● **THE PROBLEM**: When a line below holds the string "FirstName", show that line.

● **LISTED RECORDS**:
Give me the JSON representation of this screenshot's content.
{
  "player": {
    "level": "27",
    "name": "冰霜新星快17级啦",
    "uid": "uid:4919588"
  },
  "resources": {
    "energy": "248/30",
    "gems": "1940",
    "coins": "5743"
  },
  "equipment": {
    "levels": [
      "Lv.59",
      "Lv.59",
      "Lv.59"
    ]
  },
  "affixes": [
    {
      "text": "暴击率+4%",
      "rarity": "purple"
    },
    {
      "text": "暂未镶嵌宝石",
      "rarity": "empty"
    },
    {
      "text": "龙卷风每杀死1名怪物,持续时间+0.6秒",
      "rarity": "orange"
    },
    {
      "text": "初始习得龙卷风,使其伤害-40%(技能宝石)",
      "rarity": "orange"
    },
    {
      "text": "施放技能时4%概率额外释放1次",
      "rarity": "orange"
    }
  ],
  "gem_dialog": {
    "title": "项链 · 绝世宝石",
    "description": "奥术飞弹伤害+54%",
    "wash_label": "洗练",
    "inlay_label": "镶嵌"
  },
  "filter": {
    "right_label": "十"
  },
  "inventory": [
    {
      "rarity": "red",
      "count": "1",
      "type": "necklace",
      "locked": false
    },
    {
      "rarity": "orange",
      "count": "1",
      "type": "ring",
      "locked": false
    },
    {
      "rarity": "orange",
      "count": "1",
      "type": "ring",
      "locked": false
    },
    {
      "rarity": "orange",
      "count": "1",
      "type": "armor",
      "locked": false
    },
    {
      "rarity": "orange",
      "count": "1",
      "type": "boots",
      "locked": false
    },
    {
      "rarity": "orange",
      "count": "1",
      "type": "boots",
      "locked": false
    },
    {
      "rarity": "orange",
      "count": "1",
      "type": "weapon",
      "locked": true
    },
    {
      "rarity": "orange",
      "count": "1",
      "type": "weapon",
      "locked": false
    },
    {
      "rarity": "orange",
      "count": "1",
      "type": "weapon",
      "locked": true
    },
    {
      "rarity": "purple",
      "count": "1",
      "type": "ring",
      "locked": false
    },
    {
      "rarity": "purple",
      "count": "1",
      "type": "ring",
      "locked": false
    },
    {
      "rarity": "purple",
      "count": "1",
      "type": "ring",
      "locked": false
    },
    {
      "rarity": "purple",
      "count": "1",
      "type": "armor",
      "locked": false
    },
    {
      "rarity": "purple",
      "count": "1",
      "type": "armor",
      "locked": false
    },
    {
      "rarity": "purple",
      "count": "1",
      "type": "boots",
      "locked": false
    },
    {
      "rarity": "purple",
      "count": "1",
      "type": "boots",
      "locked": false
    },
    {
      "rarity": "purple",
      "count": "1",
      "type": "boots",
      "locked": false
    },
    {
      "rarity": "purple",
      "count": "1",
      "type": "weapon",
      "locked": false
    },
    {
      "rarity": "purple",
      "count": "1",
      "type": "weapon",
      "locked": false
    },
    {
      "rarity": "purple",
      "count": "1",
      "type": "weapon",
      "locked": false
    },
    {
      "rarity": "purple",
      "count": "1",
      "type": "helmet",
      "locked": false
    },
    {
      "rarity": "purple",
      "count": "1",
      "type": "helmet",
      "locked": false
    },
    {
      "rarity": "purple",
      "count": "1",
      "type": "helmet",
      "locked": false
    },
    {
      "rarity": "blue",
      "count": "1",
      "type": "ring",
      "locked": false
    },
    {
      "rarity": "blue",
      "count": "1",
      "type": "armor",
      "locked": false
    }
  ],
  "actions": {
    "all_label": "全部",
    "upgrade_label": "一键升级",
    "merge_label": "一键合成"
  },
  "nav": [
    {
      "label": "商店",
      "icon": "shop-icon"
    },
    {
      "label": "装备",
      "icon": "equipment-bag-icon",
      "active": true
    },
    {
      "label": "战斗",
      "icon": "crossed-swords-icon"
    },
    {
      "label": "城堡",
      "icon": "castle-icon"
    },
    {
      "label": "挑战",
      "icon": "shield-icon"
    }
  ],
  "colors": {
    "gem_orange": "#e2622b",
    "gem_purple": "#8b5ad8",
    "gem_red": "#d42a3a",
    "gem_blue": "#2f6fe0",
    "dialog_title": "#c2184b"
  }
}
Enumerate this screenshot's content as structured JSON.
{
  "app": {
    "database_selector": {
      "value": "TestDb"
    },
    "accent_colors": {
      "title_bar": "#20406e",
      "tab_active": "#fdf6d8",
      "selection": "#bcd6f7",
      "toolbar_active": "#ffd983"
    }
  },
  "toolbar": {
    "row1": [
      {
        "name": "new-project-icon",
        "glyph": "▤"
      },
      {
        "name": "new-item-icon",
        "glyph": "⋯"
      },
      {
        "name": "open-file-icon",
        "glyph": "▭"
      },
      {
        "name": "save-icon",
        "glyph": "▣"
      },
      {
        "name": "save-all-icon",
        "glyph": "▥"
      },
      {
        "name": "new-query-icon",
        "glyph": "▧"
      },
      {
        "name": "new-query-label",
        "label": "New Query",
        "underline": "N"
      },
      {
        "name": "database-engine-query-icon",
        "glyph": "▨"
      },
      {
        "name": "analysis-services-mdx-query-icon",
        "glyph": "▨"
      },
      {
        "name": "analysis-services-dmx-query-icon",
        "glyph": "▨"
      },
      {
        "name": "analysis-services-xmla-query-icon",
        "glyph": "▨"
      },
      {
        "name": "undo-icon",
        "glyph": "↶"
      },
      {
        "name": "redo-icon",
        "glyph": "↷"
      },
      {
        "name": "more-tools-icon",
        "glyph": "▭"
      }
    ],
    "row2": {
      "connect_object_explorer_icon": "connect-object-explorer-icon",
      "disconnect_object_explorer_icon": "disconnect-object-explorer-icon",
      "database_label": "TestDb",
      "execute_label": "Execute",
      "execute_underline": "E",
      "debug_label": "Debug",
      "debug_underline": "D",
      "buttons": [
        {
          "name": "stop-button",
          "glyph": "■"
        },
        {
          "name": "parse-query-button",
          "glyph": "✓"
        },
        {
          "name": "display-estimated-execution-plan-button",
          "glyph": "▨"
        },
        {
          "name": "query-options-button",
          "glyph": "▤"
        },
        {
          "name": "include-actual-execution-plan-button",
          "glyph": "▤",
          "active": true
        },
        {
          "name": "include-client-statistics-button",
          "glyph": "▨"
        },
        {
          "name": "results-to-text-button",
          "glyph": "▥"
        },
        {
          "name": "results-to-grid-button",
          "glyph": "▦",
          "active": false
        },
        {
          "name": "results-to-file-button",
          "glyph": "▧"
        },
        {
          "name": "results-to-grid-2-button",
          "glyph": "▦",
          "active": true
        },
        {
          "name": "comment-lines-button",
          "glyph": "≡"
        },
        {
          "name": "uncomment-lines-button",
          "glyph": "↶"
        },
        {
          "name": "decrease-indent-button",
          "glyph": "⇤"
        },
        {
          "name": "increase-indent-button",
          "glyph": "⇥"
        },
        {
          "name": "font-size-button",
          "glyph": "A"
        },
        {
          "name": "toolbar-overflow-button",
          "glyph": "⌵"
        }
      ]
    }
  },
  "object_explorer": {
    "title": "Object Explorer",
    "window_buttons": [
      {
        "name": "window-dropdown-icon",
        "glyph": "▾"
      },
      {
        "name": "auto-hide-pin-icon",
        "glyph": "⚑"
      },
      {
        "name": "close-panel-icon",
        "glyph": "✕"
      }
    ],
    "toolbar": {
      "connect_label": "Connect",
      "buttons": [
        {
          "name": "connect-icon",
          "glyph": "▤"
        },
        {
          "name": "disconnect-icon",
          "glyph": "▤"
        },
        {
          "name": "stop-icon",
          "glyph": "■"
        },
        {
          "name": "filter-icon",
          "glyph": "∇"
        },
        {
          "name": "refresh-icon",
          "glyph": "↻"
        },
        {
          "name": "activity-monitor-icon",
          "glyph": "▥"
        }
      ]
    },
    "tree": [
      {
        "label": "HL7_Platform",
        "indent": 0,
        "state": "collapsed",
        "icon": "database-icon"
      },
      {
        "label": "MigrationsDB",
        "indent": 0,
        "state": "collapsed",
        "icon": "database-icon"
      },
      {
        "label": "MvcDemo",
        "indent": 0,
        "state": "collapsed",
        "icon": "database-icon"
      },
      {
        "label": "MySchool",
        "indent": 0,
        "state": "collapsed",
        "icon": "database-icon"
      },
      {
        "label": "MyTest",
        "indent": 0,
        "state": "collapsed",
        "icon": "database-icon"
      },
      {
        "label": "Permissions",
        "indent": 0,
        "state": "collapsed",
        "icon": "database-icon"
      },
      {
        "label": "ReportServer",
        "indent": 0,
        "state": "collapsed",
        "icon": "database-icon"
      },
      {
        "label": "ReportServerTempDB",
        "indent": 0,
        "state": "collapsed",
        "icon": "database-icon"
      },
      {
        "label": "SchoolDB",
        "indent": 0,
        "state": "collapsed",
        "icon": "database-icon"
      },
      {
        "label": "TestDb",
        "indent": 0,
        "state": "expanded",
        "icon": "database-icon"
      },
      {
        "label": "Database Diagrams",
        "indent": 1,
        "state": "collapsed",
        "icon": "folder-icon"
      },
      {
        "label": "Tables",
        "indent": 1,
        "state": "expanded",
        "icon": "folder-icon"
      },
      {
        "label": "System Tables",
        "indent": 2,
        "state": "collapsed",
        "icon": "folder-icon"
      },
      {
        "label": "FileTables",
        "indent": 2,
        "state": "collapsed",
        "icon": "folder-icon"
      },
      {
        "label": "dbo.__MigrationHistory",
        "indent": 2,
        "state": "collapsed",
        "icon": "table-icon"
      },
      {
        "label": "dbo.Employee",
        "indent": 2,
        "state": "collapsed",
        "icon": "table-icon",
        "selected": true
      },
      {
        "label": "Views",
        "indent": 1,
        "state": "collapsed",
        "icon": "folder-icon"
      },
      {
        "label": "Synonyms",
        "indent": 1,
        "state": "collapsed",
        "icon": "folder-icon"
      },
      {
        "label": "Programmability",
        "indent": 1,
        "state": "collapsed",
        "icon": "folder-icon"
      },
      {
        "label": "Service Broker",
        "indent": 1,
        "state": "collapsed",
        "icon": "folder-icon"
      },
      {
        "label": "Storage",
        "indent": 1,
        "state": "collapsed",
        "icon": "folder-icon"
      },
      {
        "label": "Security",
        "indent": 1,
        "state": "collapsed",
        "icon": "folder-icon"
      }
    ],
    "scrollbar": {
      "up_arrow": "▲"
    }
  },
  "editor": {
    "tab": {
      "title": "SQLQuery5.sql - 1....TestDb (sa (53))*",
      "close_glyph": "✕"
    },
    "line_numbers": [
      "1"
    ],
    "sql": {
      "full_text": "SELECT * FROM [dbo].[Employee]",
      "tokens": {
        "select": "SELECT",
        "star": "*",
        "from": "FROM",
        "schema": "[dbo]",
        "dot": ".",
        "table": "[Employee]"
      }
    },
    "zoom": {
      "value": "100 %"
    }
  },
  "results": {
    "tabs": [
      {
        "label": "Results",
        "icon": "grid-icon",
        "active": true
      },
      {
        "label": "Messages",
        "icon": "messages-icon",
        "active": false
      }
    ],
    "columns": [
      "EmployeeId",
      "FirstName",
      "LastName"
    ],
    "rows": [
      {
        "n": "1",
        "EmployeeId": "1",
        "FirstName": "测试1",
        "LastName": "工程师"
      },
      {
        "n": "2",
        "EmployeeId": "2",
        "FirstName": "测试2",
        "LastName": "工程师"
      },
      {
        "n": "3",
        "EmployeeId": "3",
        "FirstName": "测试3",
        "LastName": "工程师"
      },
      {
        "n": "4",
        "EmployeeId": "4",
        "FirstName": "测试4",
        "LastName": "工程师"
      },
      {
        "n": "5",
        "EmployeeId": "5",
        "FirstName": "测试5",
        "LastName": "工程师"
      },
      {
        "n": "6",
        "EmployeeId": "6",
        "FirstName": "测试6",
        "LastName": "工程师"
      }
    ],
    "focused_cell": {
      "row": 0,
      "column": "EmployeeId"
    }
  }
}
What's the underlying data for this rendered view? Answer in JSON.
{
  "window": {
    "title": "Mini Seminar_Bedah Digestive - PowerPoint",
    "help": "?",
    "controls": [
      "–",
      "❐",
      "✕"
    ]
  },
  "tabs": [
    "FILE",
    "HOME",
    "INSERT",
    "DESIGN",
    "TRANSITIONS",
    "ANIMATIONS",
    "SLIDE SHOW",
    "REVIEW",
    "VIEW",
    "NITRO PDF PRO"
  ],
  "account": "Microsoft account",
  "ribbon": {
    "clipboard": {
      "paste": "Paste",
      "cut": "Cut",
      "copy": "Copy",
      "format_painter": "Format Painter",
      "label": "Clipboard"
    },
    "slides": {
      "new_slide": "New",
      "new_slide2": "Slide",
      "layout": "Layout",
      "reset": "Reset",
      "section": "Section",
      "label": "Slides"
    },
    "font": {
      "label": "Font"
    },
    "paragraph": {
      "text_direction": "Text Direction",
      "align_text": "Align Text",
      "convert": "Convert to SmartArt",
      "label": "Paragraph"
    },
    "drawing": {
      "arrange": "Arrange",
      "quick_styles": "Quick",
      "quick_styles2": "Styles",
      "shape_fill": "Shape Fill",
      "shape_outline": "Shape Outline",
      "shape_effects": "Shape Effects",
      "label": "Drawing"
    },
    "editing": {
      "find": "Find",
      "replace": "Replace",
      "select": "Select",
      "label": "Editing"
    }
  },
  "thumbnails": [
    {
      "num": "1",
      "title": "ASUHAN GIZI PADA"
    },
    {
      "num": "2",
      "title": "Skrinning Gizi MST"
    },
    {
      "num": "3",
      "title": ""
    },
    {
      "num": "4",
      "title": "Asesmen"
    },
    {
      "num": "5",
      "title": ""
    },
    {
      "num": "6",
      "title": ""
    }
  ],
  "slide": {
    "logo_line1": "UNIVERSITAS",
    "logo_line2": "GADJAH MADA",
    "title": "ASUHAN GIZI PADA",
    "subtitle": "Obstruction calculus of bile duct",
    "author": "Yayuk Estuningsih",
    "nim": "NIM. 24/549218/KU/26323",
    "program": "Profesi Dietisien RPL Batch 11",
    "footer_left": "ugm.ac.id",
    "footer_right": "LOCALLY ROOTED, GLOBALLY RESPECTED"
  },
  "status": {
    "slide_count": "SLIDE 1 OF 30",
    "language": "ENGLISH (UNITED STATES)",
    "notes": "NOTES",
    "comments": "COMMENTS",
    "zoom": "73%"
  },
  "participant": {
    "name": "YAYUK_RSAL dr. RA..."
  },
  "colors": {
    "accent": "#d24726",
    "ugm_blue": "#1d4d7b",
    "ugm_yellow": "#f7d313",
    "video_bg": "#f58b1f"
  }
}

● **FINISHED EXERCISE**:
      "FirstName",
        "FirstName": "测试1",
        "FirstName": "测试2",
        "FirstName": "测试3",
        "FirstName": "测试4",
        "FirstName": "测试5",
        "FirstName": "测试6",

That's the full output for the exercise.